The input:
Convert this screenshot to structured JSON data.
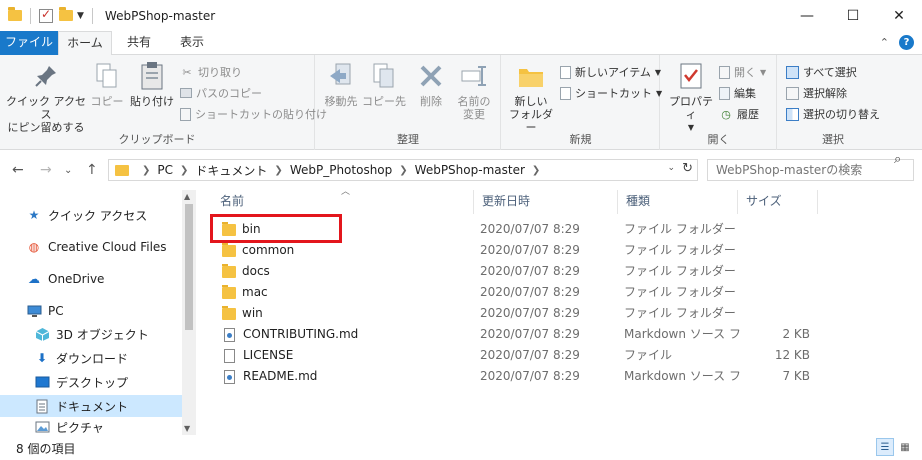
{
  "window": {
    "title": "WebPShop-master",
    "minimize_glyph": "—",
    "maximize_glyph": "☐",
    "close_glyph": "✕"
  },
  "ribbon_tabs": [
    {
      "label": "ファイル"
    },
    {
      "label": "ホーム"
    },
    {
      "label": "共有"
    },
    {
      "label": "表示"
    }
  ],
  "ribbon": {
    "clipboard": {
      "group_label": "クリップボード",
      "pin_label_1": "クイック アクセス",
      "pin_label_2": "にピン留めする",
      "copy_label": "コピー",
      "paste_label": "貼り付け",
      "cut_label": "切り取り",
      "copy_path_label": "パスのコピー",
      "paste_shortcut_label": "ショートカットの貼り付け"
    },
    "organize": {
      "group_label": "整理",
      "move_label": "移動先",
      "copyto_label": "コピー先",
      "delete_label": "削除",
      "rename_label_1": "名前の",
      "rename_label_2": "変更"
    },
    "new": {
      "group_label": "新規",
      "new_folder_label_1": "新しい",
      "new_folder_label_2": "フォルダー",
      "new_item_label": "新しいアイテム",
      "shortcut_label": "ショートカット"
    },
    "open": {
      "group_label": "開く",
      "properties_label": "プロパティ",
      "open_label": "開く",
      "edit_label": "編集",
      "history_label": "履歴"
    },
    "select": {
      "group_label": "選択",
      "select_all_label": "すべて選択",
      "select_none_label": "選択解除",
      "invert_label": "選択の切り替え"
    }
  },
  "address": {
    "crumbs": [
      "PC",
      "ドキュメント",
      "WebP_Photoshop",
      "WebPShop-master"
    ],
    "search_placeholder": "WebPShop-masterの検索"
  },
  "navigation": {
    "items": [
      {
        "label": "クイック アクセス",
        "icon": "star-icon"
      },
      {
        "label": "Creative Cloud Files",
        "icon": "creative-cloud-icon"
      },
      {
        "label": "OneDrive",
        "icon": "cloud-icon"
      },
      {
        "label": "PC",
        "icon": "computer-icon"
      },
      {
        "label": "3D オブジェクト",
        "icon": "cube-icon"
      },
      {
        "label": "ダウンロード",
        "icon": "download-icon"
      },
      {
        "label": "デスクトップ",
        "icon": "desktop-icon"
      },
      {
        "label": "ドキュメント",
        "icon": "document-icon"
      },
      {
        "label": "ピクチャ",
        "icon": "picture-icon"
      }
    ],
    "selected_index": 7
  },
  "columns": {
    "name": "名前",
    "date": "更新日時",
    "type": "種類",
    "size": "サイズ"
  },
  "files": [
    {
      "name": "bin",
      "date": "2020/07/07 8:29",
      "type": "ファイル フォルダー",
      "size": "",
      "kind": "folder"
    },
    {
      "name": "common",
      "date": "2020/07/07 8:29",
      "type": "ファイル フォルダー",
      "size": "",
      "kind": "folder"
    },
    {
      "name": "docs",
      "date": "2020/07/07 8:29",
      "type": "ファイル フォルダー",
      "size": "",
      "kind": "folder"
    },
    {
      "name": "mac",
      "date": "2020/07/07 8:29",
      "type": "ファイル フォルダー",
      "size": "",
      "kind": "folder"
    },
    {
      "name": "win",
      "date": "2020/07/07 8:29",
      "type": "ファイル フォルダー",
      "size": "",
      "kind": "folder"
    },
    {
      "name": "CONTRIBUTING.md",
      "date": "2020/07/07 8:29",
      "type": "Markdown ソース フ",
      "size": "2 KB",
      "kind": "md"
    },
    {
      "name": "LICENSE",
      "date": "2020/07/07 8:29",
      "type": "ファイル",
      "size": "12 KB",
      "kind": "file"
    },
    {
      "name": "README.md",
      "date": "2020/07/07 8:29",
      "type": "Markdown ソース フ",
      "size": "7 KB",
      "kind": "md"
    }
  ],
  "status": {
    "item_count": "8 個の項目"
  },
  "colors": {
    "file_tab": "#1979ca",
    "selection": "#cce8ff",
    "highlight_box": "#e3161c",
    "folder": "#f5c242"
  }
}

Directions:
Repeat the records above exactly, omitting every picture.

Task output:
Convert this screenshot to structured JSON data.
{
  "window": {
    "title": "WebPShop-master",
    "minimize_glyph": "—",
    "maximize_glyph": "☐",
    "close_glyph": "✕"
  },
  "ribbon_tabs": [
    {
      "label": "ファイル"
    },
    {
      "label": "ホーム"
    },
    {
      "label": "共有"
    },
    {
      "label": "表示"
    }
  ],
  "ribbon": {
    "clipboard": {
      "group_label": "クリップボード",
      "pin_label_1": "クイック アクセス",
      "pin_label_2": "にピン留めする",
      "copy_label": "コピー",
      "paste_label": "貼り付け",
      "cut_label": "切り取り",
      "copy_path_label": "パスのコピー",
      "paste_shortcut_label": "ショートカットの貼り付け"
    },
    "organize": {
      "group_label": "整理",
      "move_label": "移動先",
      "copyto_label": "コピー先",
      "delete_label": "削除",
      "rename_label_1": "名前の",
      "rename_label_2": "変更"
    },
    "new": {
      "group_label": "新規",
      "new_folder_label_1": "新しい",
      "new_folder_label_2": "フォルダー",
      "new_item_label": "新しいアイテム",
      "shortcut_label": "ショートカット"
    },
    "open": {
      "group_label": "開く",
      "properties_label": "プロパティ",
      "open_label": "開く",
      "edit_label": "編集",
      "history_label": "履歴"
    },
    "select": {
      "group_label": "選択",
      "select_all_label": "すべて選択",
      "select_none_label": "選択解除",
      "invert_label": "選択の切り替え"
    }
  },
  "address": {
    "crumbs": [
      "PC",
      "ドキュメント",
      "WebP_Photoshop",
      "WebPShop-master"
    ],
    "search_placeholder": "WebPShop-masterの検索"
  },
  "navigation": {
    "items": [
      {
        "label": "クイック アクセス",
        "icon": "star-icon"
      },
      {
        "label": "Creative Cloud Files",
        "icon": "creative-cloud-icon"
      },
      {
        "label": "OneDrive",
        "icon": "cloud-icon"
      },
      {
        "label": "PC",
        "icon": "computer-icon"
      },
      {
        "label": "3D オブジェクト",
        "icon": "cube-icon"
      },
      {
        "label": "ダウンロード",
        "icon": "download-icon"
      },
      {
        "label": "デスクトップ",
        "icon": "desktop-icon"
      },
      {
        "label": "ドキュメント",
        "icon": "document-icon"
      },
      {
        "label": "ピクチャ",
        "icon": "picture-icon"
      }
    ],
    "selected_index": 7
  },
  "columns": {
    "name": "名前",
    "date": "更新日時",
    "type": "種類",
    "size": "サイズ"
  },
  "files": [
    {
      "name": "bin",
      "date": "2020/07/07 8:29",
      "type": "ファイル フォルダー",
      "size": "",
      "kind": "folder"
    },
    {
      "name": "common",
      "date": "2020/07/07 8:29",
      "type": "ファイル フォルダー",
      "size": "",
      "kind": "folder"
    },
    {
      "name": "docs",
      "date": "2020/07/07 8:29",
      "type": "ファイル フォルダー",
      "size": "",
      "kind": "folder"
    },
    {
      "name": "mac",
      "date": "2020/07/07 8:29",
      "type": "ファイル フォルダー",
      "size": "",
      "kind": "folder"
    },
    {
      "name": "win",
      "date": "2020/07/07 8:29",
      "type": "ファイル フォルダー",
      "size": "",
      "kind": "folder"
    },
    {
      "name": "CONTRIBUTING.md",
      "date": "2020/07/07 8:29",
      "type": "Markdown ソース フ",
      "size": "2 KB",
      "kind": "md"
    },
    {
      "name": "LICENSE",
      "date": "2020/07/07 8:29",
      "type": "ファイル",
      "size": "12 KB",
      "kind": "file"
    },
    {
      "name": "README.md",
      "date": "2020/07/07 8:29",
      "type": "Markdown ソース フ",
      "size": "7 KB",
      "kind": "md"
    }
  ],
  "status": {
    "item_count": "8 個の項目"
  },
  "colors": {
    "file_tab": "#1979ca",
    "selection": "#cce8ff",
    "highlight_box": "#e3161c",
    "folder": "#f5c242"
  }
}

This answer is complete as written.